Since releasing GitHub Packages last year, hundreds of millions of packages have been downloaded from GitHub, with Docker as the second most popular ecosystem in Packages behind npm. Our users are leaning increasingly towards containers, Kubernetes, and other cloud-native technologies to manage their entire application lifecycle – not just through development, release, and deployment, but for production operations as well.
While GitHub Packages already gives teams greater traceability of their software supply chain, today we’re adding new capabilities to improve the experience and performance it provides for developers with GitHub Container Registry.
Available today as a public beta, GitHub Container Registry improves how we handle containers within GitHub Packages. With the new capabilities introduced today, you can better enforce access policies, encourage usage of a standard base image, and promote innersourcing through easier sharing across the organization.
Our users have asked for anonymous access for public container images, similar to how we enable anonymous access to public repositories of source code today. Anonymous access is available with GitHub Container Registry today, and we’ve gotten things started today by publishing a public image of our own super-linter. GitHub Container Registry is free for public images. Container Registry is free for private images during the beta, and as part of GitHub Packages will follow the same pricing model when generally available.
To better support collaboration across teams, and help our customers reinforce best practices for their releases, we’re also introducing data sharing and fine-grained permissions for containers across the organization. By publishing container images with the organization, teams can more easily and securely share them with other developers on the team. And by separating permissions for the package from those for its source code, teams can restrict publishing to a smaller set of users, or enforce other release policies.
With GitHub Actions, publishing to GitHub Container Registry is easy. Actions automatically suggests workflows for you based on your work, and we’ve updated the “Publish Docker Container” workflow template to make publishing straightforward.
For those using the current Docker service within GitHub Packages, we’ve also provided guidance on migrating your images.
Going forward, we’ll continue to provide updates on our plans for GitHub Container Registry through the GitHub public roadmap. We’ll be sharing information there shortly about our plans to support more open standards for cloud-native development, including Helm 3 charts for Kubernetes applications and using Container Registry for universal storage.

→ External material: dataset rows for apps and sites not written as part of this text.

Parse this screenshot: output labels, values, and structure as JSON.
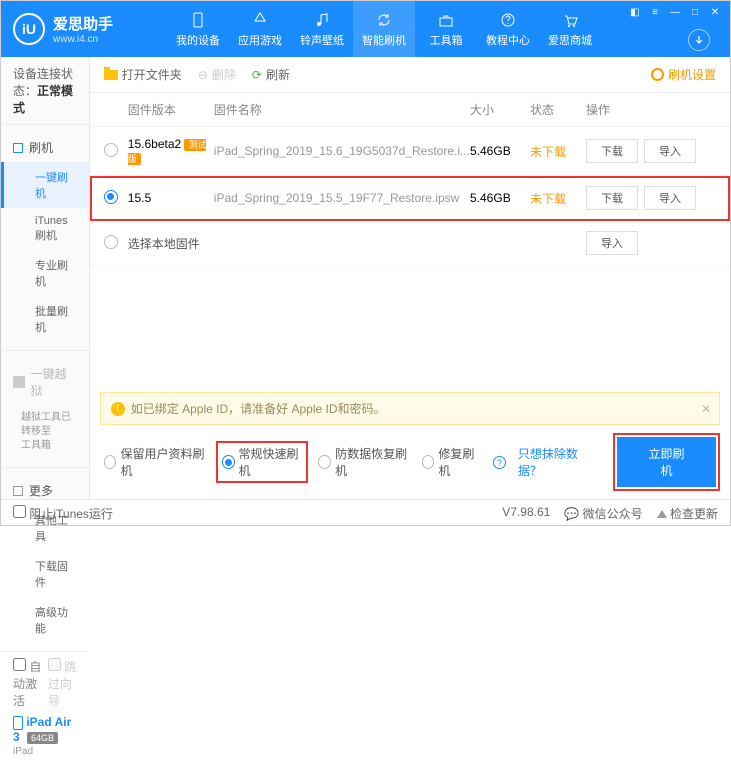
{
  "brand": {
    "name": "爱思助手",
    "url": "www.i4.cn",
    "logo": "iU"
  },
  "nav": [
    {
      "label": "我的设备",
      "icon": "phone"
    },
    {
      "label": "应用游戏",
      "icon": "app"
    },
    {
      "label": "铃声壁纸",
      "icon": "music"
    },
    {
      "label": "智能刷机",
      "icon": "refresh",
      "active": true
    },
    {
      "label": "工具箱",
      "icon": "toolbox"
    },
    {
      "label": "教程中心",
      "icon": "help"
    },
    {
      "label": "爱思商城",
      "icon": "cart"
    }
  ],
  "conn": {
    "label": "设备连接状态：",
    "value": "正常模式"
  },
  "side": {
    "flash": {
      "title": "刷机",
      "items": [
        "一键刷机",
        "iTunes刷机",
        "专业刷机",
        "批量刷机"
      ],
      "active": 0
    },
    "jail": {
      "title": "一键越狱",
      "note": "越狱工具已转移至\n工具箱"
    },
    "more": {
      "title": "更多",
      "items": [
        "其他工具",
        "下载固件",
        "高级功能"
      ]
    }
  },
  "device": {
    "auto": "自动激活",
    "skip": "跳过向导",
    "name": "iPad Air 3",
    "storage": "64GB",
    "sub": "iPad"
  },
  "toolbar": {
    "open": "打开文件夹",
    "del": "删除",
    "refresh": "刷新",
    "settings": "刷机设置"
  },
  "table": {
    "headers": {
      "ver": "固件版本",
      "name": "固件名称",
      "size": "大小",
      "status": "状态",
      "ops": "操作"
    },
    "rows": [
      {
        "ver": "15.6beta2",
        "beta": "测试版",
        "name": "iPad_Spring_2019_15.6_19G5037d_Restore.i...",
        "size": "5.46GB",
        "status": "未下载",
        "selected": false
      },
      {
        "ver": "15.5",
        "name": "iPad_Spring_2019_15.5_19F77_Restore.ipsw",
        "size": "5.46GB",
        "status": "未下载",
        "selected": true,
        "highlight": true
      }
    ],
    "local": "选择本地固件",
    "btn_dl": "下载",
    "btn_imp": "导入"
  },
  "alert": "如已绑定 Apple ID，请准备好 Apple ID和密码。",
  "modes": {
    "opts": [
      "保留用户资料刷机",
      "常规快速刷机",
      "防数据恢复刷机",
      "修复刷机"
    ],
    "selected": 1,
    "link": "只想抹除数据？",
    "flash": "立即刷机"
  },
  "status": {
    "block": "阻止iTunes运行",
    "ver": "V7.98.61",
    "wechat": "微信公众号",
    "check": "检查更新"
  }
}
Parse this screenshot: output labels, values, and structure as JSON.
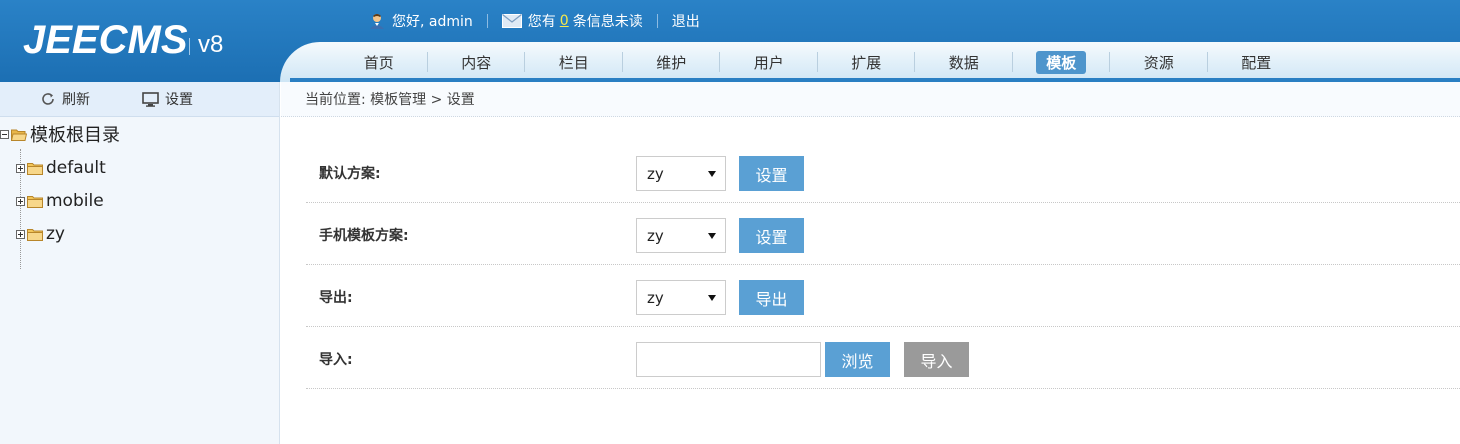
{
  "app": {
    "logo": "JEECMS",
    "version": "v8"
  },
  "topbar": {
    "greeting": "您好, admin",
    "messages_prefix": "您有",
    "messages_count": "0",
    "messages_suffix": "条信息未读",
    "logout": "退出"
  },
  "nav": {
    "items": [
      "首页",
      "内容",
      "栏目",
      "维护",
      "用户",
      "扩展",
      "数据",
      "模板",
      "资源",
      "配置"
    ],
    "active": "模板"
  },
  "sidebar": {
    "refresh": "刷新",
    "settings": "设置",
    "tree": {
      "root": "模板根目录",
      "children": [
        "default",
        "mobile",
        "zy"
      ]
    }
  },
  "breadcrumb": "当前位置: 模板管理 > 设置",
  "form": {
    "default_scheme": {
      "label": "默认方案:",
      "value": "zy",
      "button": "设置"
    },
    "mobile_scheme": {
      "label": "手机模板方案:",
      "value": "zy",
      "button": "设置"
    },
    "export": {
      "label": "导出:",
      "value": "zy",
      "button": "导出"
    },
    "import": {
      "label": "导入:",
      "value": "",
      "browse": "浏览",
      "button": "导入"
    }
  },
  "colors": {
    "header": "#1c6fb3",
    "accent_button": "#5aa0d4",
    "disabled_button": "#9a9a9a",
    "unread_count": "#f7ea4a"
  }
}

We’re looking forward to hearing from you on how we can make GitHub Packages and GitHub Container Registry even better – you can reach us on our community forums, or provide feedback directly to the product teams.